§ What the exercise asks
Among the entries, find the lines with the string "עקיבא" and report them.

§ Available records
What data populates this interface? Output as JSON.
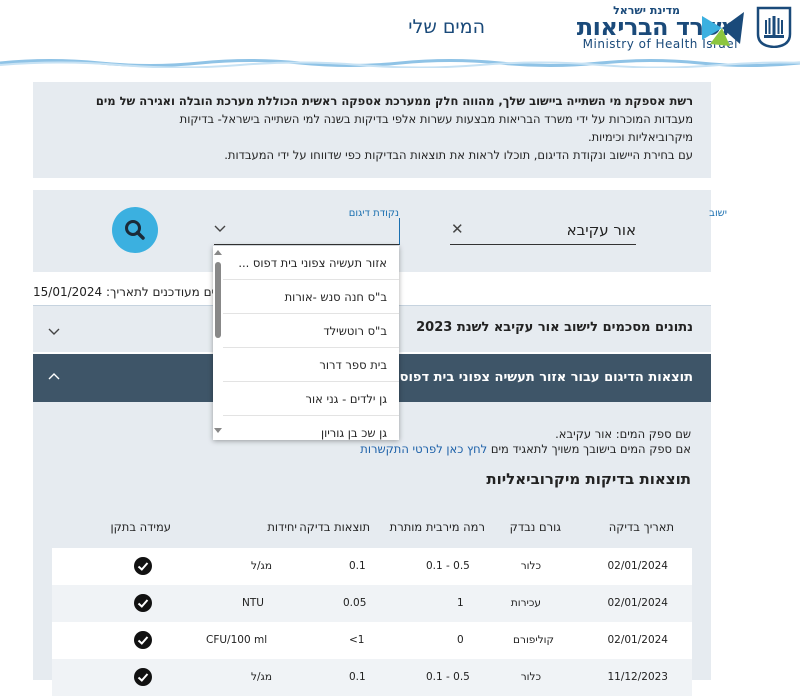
{
  "header": {
    "page_name": "המים שלי",
    "logo_state": "מדינת ישראל",
    "logo_ministry": "משרד הבריאות",
    "logo_english": "Ministry of Health Israel"
  },
  "intro": {
    "line1": "רשת אספקת מי השתייה ביישוב שלך, מהווה חלק ממערכת אספקה ראשית הכוללת מערכת הובלה ואגירה של מים",
    "line2": "מעבדות המוכרות על ידי משרד הבריאות מבצעות עשרות אלפי בדיקות בשנה למי השתייה בישראל- בדיקות",
    "line3": "מיקרוביאליות וכימיות.",
    "line4": "עם בחירת היישוב ונקודת הדיגום, תוכלו לראות את תוצאות הבדיקות כפי שדווחו על ידי המעבדות."
  },
  "search": {
    "city_label": "ישוב",
    "city_value": "אור עקיבא",
    "sample_label": "נקודת דיגום",
    "dropdown_items": [
      "אזור תעשיה צפוני בית דפוס ...",
      "ב\"ס חנה סנש -אורות",
      "ב\"ס רוטשילד",
      "בית ספר דרור",
      "גן ילדים - גני אור",
      "גן שכ בן גוריון"
    ]
  },
  "updated_text": "הנתונים מעודכנים לתאריך: 15/01/2024",
  "accordion_summary_title": "נתונים מסכמים לישוב אור עקיבא לשנת 2023",
  "accordion_results_title": "תוצאות הדיגום עבור אזור תעשיה צפוני בית דפוס פ",
  "provider": {
    "line1": "שם ספק המים: אור עקיבא.",
    "line2_prefix": "אם ספק המים בישובך משויך לתאגיד מים",
    "line2_link": "לחץ כאן לפרטי התקשרות"
  },
  "micro_title": "תוצאות בדיקות מיקרוביאליות",
  "table": {
    "headers": [
      "תאריך בדיקה",
      "גורם נבדק",
      "רמה מירבית מותרת",
      "תוצאות בדיקה",
      "יחידות",
      "עמידה בתקן"
    ],
    "rows": [
      [
        "02/01/2024",
        "כלור",
        "0.1 - 0.5",
        "0.1",
        "מג/ל"
      ],
      [
        "02/01/2024",
        "עכירות",
        "1",
        "0.05",
        "NTU"
      ],
      [
        "02/01/2024",
        "קוליפורם",
        "0",
        "<1",
        "CFU/100 ml"
      ],
      [
        "11/12/2023",
        "כלור",
        "0.1 - 0.5",
        "0.1",
        "מג/ל"
      ]
    ]
  },
  "colors": {
    "brand_blue": "#1a4a7a",
    "accent": "#3bb0e0",
    "panel": "#e6ebf0",
    "dark_header": "#3e5568"
  }
}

§ Exercise result
    "city_value": "אור עקיבא",
  "accordion_summary_title": "נתונים מסכמים לישוב אור עקיבא לשנת 2023",
    "line1": "שם ספק המים: אור עקיבא.",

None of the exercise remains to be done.